#### [Task]
Pull every line with "power" from the data below and copy it.

### Materials provided

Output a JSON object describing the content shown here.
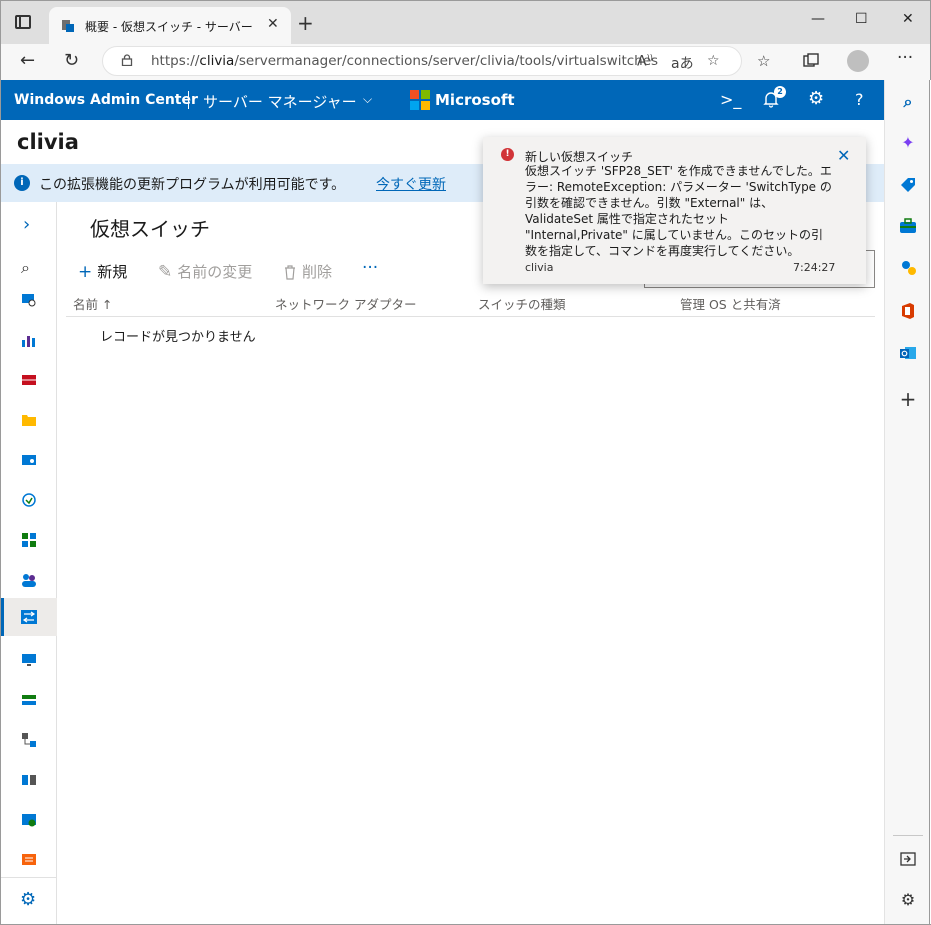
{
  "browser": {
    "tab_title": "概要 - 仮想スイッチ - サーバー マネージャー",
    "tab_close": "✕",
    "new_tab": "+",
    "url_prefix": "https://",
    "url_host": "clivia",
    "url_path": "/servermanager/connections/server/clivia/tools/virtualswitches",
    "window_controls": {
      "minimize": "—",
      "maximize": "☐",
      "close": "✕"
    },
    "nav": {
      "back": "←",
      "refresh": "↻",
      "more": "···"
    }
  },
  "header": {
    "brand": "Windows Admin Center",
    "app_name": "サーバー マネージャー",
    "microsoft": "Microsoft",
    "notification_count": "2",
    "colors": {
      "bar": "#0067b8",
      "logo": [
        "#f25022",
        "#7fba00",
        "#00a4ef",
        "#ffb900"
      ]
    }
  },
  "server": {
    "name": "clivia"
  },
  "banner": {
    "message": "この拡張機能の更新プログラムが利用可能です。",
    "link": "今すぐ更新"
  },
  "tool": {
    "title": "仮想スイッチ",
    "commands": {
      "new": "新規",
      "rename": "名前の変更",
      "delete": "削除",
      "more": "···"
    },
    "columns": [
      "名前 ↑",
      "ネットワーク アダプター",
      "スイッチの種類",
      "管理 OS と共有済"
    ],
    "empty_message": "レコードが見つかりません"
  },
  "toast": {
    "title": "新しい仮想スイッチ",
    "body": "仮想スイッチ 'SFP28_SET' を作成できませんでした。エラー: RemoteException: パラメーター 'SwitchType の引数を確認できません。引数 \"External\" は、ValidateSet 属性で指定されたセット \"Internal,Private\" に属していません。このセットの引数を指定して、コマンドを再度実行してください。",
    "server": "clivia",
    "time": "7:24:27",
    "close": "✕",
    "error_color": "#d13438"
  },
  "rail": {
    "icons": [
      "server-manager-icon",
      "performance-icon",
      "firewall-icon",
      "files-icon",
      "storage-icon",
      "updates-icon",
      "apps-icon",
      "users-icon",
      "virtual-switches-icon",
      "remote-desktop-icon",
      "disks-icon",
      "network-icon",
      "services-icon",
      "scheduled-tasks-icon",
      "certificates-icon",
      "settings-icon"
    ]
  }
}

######
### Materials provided

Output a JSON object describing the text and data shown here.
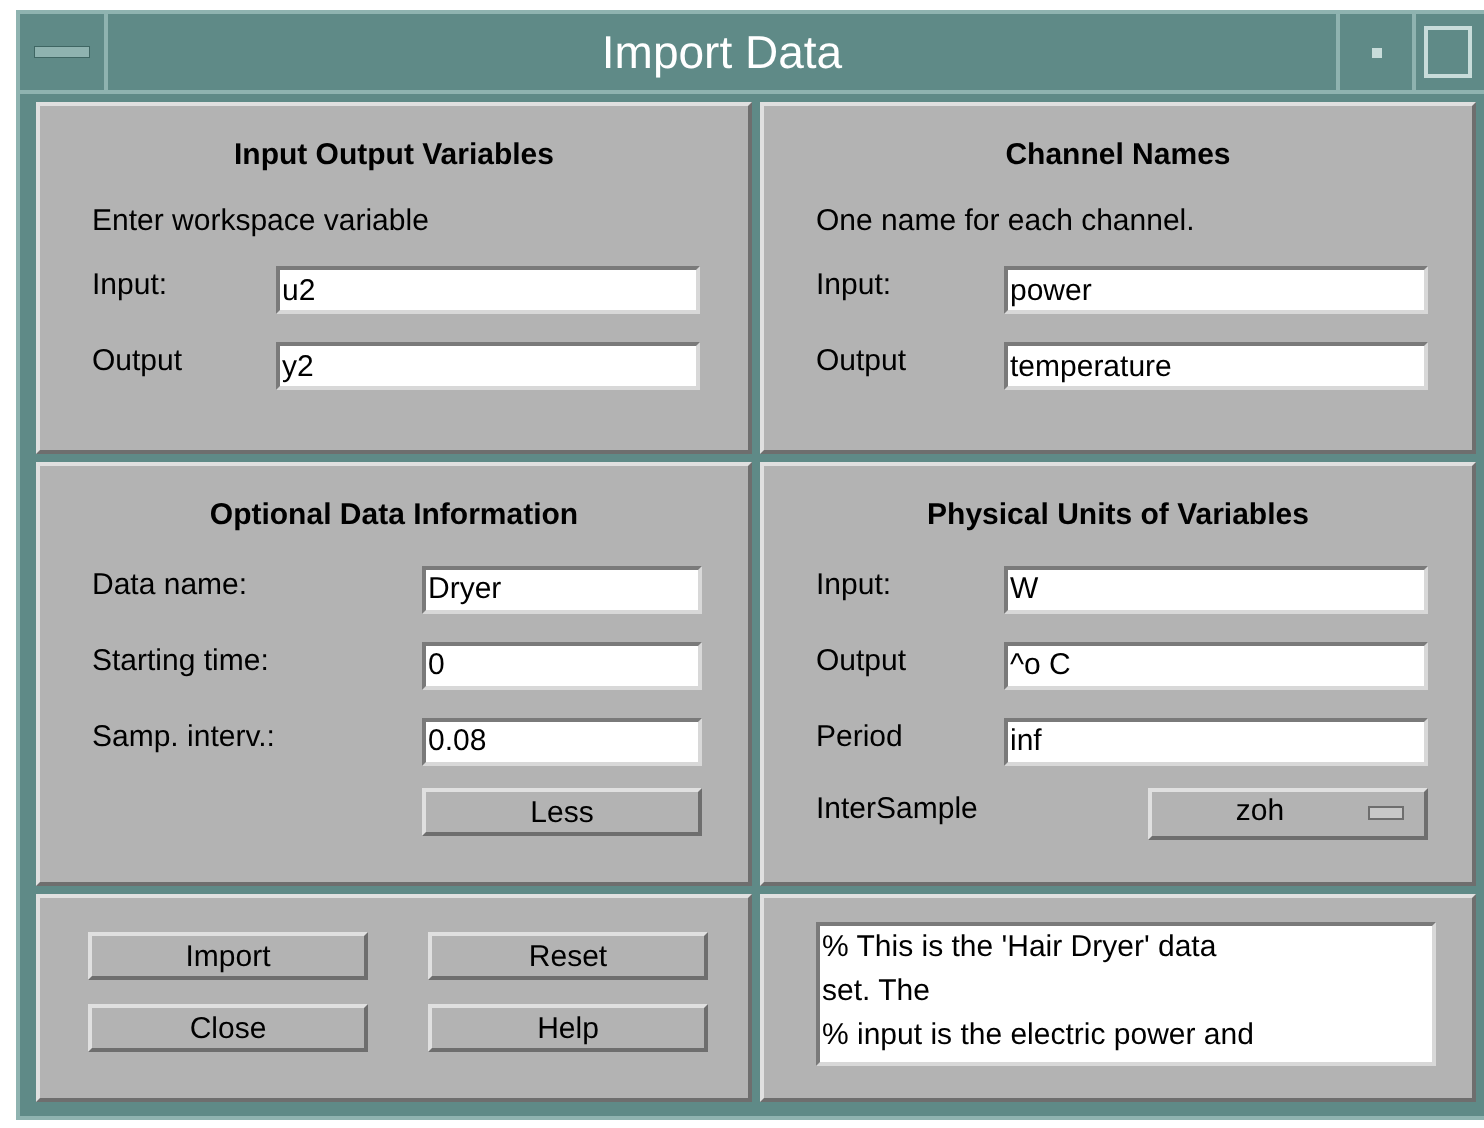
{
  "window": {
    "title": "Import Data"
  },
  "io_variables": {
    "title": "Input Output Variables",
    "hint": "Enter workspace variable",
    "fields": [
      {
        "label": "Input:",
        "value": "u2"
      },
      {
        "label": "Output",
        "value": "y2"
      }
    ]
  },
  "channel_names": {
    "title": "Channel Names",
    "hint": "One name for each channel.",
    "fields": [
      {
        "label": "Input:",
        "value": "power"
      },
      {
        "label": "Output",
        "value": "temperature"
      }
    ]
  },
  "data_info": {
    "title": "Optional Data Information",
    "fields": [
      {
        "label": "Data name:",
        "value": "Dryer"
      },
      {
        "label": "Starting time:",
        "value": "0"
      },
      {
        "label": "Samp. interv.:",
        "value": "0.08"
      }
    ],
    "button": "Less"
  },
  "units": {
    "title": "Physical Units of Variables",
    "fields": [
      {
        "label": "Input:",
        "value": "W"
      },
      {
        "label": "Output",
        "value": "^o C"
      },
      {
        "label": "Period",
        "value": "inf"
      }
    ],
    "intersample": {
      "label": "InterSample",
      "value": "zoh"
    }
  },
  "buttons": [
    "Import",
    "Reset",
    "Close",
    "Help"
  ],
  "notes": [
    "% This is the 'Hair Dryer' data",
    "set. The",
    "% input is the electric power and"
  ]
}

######

#### [Task output]
        "value": "power"
    "% input is the electric power and"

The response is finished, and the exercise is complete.